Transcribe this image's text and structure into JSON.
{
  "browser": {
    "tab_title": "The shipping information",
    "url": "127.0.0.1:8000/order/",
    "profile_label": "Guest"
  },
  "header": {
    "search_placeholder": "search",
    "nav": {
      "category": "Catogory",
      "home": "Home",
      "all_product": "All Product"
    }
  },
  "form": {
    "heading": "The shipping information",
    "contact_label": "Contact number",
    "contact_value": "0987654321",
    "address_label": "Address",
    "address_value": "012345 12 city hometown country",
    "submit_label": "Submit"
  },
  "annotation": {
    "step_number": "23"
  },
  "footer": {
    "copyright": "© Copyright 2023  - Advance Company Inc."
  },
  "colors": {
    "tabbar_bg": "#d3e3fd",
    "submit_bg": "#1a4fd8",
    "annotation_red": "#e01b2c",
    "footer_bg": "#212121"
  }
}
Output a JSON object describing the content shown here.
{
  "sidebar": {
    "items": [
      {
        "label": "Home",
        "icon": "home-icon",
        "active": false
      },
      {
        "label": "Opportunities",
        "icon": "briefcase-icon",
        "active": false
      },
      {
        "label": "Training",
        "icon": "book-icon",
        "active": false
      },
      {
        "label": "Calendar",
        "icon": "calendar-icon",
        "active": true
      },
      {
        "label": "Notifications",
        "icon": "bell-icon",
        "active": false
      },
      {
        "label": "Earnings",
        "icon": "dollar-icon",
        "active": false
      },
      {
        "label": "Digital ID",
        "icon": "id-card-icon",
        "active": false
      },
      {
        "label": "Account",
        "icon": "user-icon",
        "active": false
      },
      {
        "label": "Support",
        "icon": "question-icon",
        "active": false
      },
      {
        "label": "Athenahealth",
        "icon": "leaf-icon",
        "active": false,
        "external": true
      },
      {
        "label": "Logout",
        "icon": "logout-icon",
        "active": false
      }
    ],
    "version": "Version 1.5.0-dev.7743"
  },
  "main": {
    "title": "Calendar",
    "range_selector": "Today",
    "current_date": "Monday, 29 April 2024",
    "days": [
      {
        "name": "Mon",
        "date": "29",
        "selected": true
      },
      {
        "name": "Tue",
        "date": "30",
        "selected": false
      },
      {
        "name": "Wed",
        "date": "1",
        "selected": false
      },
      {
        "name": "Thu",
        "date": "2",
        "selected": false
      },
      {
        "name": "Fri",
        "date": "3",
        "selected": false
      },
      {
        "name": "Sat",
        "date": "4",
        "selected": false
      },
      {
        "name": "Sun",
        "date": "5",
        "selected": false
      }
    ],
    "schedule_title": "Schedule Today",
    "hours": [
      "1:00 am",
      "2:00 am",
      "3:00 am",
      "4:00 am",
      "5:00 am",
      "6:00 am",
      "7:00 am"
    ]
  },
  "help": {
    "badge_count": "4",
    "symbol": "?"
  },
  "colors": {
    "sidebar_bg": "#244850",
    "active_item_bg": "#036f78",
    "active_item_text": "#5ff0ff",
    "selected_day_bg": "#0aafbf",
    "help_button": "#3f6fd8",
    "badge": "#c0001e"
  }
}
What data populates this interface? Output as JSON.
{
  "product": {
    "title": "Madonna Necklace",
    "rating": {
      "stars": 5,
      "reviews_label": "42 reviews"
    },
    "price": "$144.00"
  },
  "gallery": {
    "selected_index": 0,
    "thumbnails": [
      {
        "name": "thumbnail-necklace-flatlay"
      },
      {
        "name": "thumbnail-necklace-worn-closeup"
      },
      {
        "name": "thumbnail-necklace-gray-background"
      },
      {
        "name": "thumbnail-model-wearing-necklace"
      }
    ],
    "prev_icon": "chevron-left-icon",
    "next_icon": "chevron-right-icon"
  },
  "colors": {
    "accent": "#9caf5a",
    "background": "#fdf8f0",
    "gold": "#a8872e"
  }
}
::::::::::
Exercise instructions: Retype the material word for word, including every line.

Answer to this task:
Transcribe this image's text and structure into JSON.
{
  "browser": {
    "tab_title": "The shipping information",
    "url": "127.0.0.1:8000/order/",
    "profile_label": "Guest"
  },
  "header": {
    "search_placeholder": "search",
    "nav": {
      "category": "Catogory",
      "home": "Home",
      "all_product": "All Product"
    }
  },
  "form": {
    "heading": "The shipping information",
    "contact_label": "Contact number",
    "contact_value": "0987654321",
    "address_label": "Address",
    "address_value": "012345 12 city hometown country",
    "submit_label": "Submit"
  },
  "annotation": {
    "step_number": "23"
  },
  "footer": {
    "copyright": "© Copyright 2023  - Advance Company Inc."
  },
  "colors": {
    "tabbar_bg": "#d3e3fd",
    "submit_bg": "#1a4fd8",
    "annotation_red": "#e01b2c",
    "footer_bg": "#212121"
  }
}
Output a JSON object describing the content shown here.
{
  "sidebar": {
    "items": [
      {
        "label": "Home",
        "icon": "home-icon",
        "active": false
      },
      {
        "label": "Opportunities",
        "icon": "briefcase-icon",
        "active": false
      },
      {
        "label": "Training",
        "icon": "book-icon",
        "active": false
      },
      {
        "label": "Calendar",
        "icon": "calendar-icon",
        "active": true
      },
      {
        "label": "Notifications",
        "icon": "bell-icon",
        "active": false
      },
      {
        "label": "Earnings",
        "icon": "dollar-icon",
        "active": false
      },
      {
        "label": "Digital ID",
        "icon": "id-card-icon",
        "active": false
      },
      {
        "label": "Account",
        "icon": "user-icon",
        "active": false
      },
      {
        "label": "Support",
        "icon": "question-icon",
        "active": false
      },
      {
        "label": "Athenahealth",
        "icon": "leaf-icon",
        "active": false,
        "external": true
      },
      {
        "label": "Logout",
        "icon": "logout-icon",
        "active": false
      }
    ],
    "version": "Version 1.5.0-dev.7743"
  },
  "main": {
    "title": "Calendar",
    "range_selector": "Today",
    "current_date": "Monday, 29 April 2024",
    "days": [
      {
        "name": "Mon",
        "date": "29",
        "selected": true
      },
      {
        "name": "Tue",
        "date": "30",
        "selected": false
      },
      {
        "name": "Wed",
        "date": "1",
        "selected": false
      },
      {
        "name": "Thu",
        "date": "2",
        "selected": false
      },
      {
        "name": "Fri",
        "date": "3",
        "selected": false
      },
      {
        "name": "Sat",
        "date": "4",
        "selected": false
      },
      {
        "name": "Sun",
        "date": "5",
        "selected": false
      }
    ],
    "schedule_title": "Schedule Today",
    "hours": [
      "1:00 am",
      "2:00 am",
      "3:00 am",
      "4:00 am",
      "5:00 am",
      "6:00 am",
      "7:00 am"
    ]
  },
  "help": {
    "badge_count": "4",
    "symbol": "?"
  },
  "colors": {
    "sidebar_bg": "#244850",
    "active_item_bg": "#036f78",
    "active_item_text": "#5ff0ff",
    "selected_day_bg": "#0aafbf",
    "help_button": "#3f6fd8",
    "badge": "#c0001e"
  }
}
What data populates this interface? Output as JSON.
{
  "product": {
    "title": "Madonna Necklace",
    "rating": {
      "stars": 5,
      "reviews_label": "42 reviews"
    },
    "price": "$144.00"
  },
  "gallery": {
    "selected_index": 0,
    "thumbnails": [
      {
        "name": "thumbnail-necklace-flatlay"
      },
      {
        "name": "thumbnail-necklace-worn-closeup"
      },
      {
        "name": "thumbnail-necklace-gray-background"
      },
      {
        "name": "thumbnail-model-wearing-necklace"
      }
    ],
    "prev_icon": "chevron-left-icon",
    "next_icon": "chevron-right-icon"
  },
  "colors": {
    "accent": "#9caf5a",
    "background": "#fdf8f0",
    "gold": "#a8872e"
  }
}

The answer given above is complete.